“O foolish Galatians, who hath bewitched you, that ye should not obey the truth, before whose eyes Jesus Christ hath been evidently set forth, crucified among you?” (Galatians 3:1)
Evidently set forth…
Drinking the dregs
“But God is the judge: He putteth down one, and setteth up another. For in the hand of the Lord there is a cup, and the wine is red; it is full of mixture; and He poureth out of the same: but the dregs (the worst part) thereof, all the wicked of the earth shall wring them out, and drink them.” (Psalm 75:7-8)
And as we walk with the Lord, we don’t have to worry about doing that. Jesus tasted it though. He “by the grace of God [tasted] death for every man.” (Hebrews 2:9) The idea with the tippy-top verse is that Jesus has been spelled out. He can’t have been made any more plain to those whom Paul addresses. Christians in Galatia. Paul continues by saying (verse 3) “having begun in the Spirit, are ye now made perfect by the flesh?” The mountaintop was ascended by Christ, the only way He could have gotten any closer to the Father physically was to have ascended through the stratosphere–and now He comes back down to earth for us. Jesus began in the Spirit, too. Look what the writer to Hebrews (5:8-9, emphasis mine) puts forth: “Though He were a Son, yet learned He obedience by things which He suffered; And being made perfect, He became the author of eternal salvation unto all them that call upon Him.” See, Jesus wasn’t just a spoiled Prince. He had a role to fulfill and He worked His way up to the top. Yes, “He were a Son” (wrong tense), but He couldn’t parlay that into fulfilling that which His Father spelled out for Him. The whole “faith without works is dead” paradigm. Evidently, it applied to Jesus too. He finishes His sentence declaring that He could still misuse His power and station by calling on angels to just destroy the world and all therein:
“Thinkest thou that I cannot now pray to my Father, and He shall presently give me more than twelve legions of angels? But how then shall the scriptures be fulfilled, that thus it must be?” (Matthew 26:53-54)
“Then said I, Lo, I come: in the volume of the book it is written of me, I delight to do Thy will, O my God: yea, Thy law is within my heart.” (Psalm 40:7-8)
The fortieth psalm is a personal fave. That number holds deep significance as it identifies the number of years in the desert in the case of the Israelites and also the number of days with reference to Jesus.
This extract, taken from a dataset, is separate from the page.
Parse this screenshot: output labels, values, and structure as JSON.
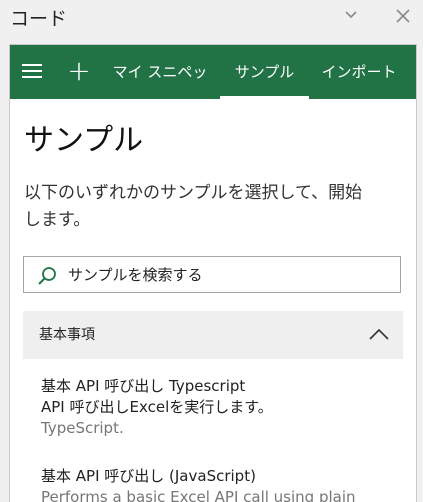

David talks in the beginning about God bringing him “up also out of an horrible pit, out of the miry clay” (verse 2). Things only He’d be able to lift him out of and clean off him. But then David talks about “the volume of the book” and I wonder what he refers to. Well, he prefaces it with “lo, I come”. So he’s on his way, “boldly unto the throne of grace” (Hebrews 4:16), as it were. And he finds that God knew he was on the right path all along–like God had been scripting David’s steps. A path that wound through deep swamps, high hills and mountains, and lengthy plateaus. The point is, God is leading us. And if we think we will get there without engaging Him, we may not get there after all. It’s not something that can be thought through.
Yoking the poles
“Who being the brightness of His glory, and the express image of His person, and upholding all things by the word of His power, when He had by Himself purged our sins, sat down at the right hand of the Majesty on high; Being made so much better than the angels, as He hath by inheritance obtained a more excellent name than they.” (Hebrews 1:3-4)
What is the highest in God you’ve ever felt? What is the mindset that accompanies such a high-octane walk? It’s more than good feelings. Did you know that, in some realms of life, just to feel good requires the spiritual Spring-cleaning of locale and subsequent prayer-for-all-involved? As well as lots and lots of time spent in the gutter. Eking out the barest of existences while you wait for the Lord to come through for you. All of this is hard work. Because if you want to touch the sky, you’ve got to work your way up from the bottom. As did Christ.
“Thou, which hast shewed me great and sore troubles, shalt quicken me again, and shalt bring me up again from the depths of the earth. Thou shalt increase my greatness and comfort me on every side.” (Psalm 71:20-21)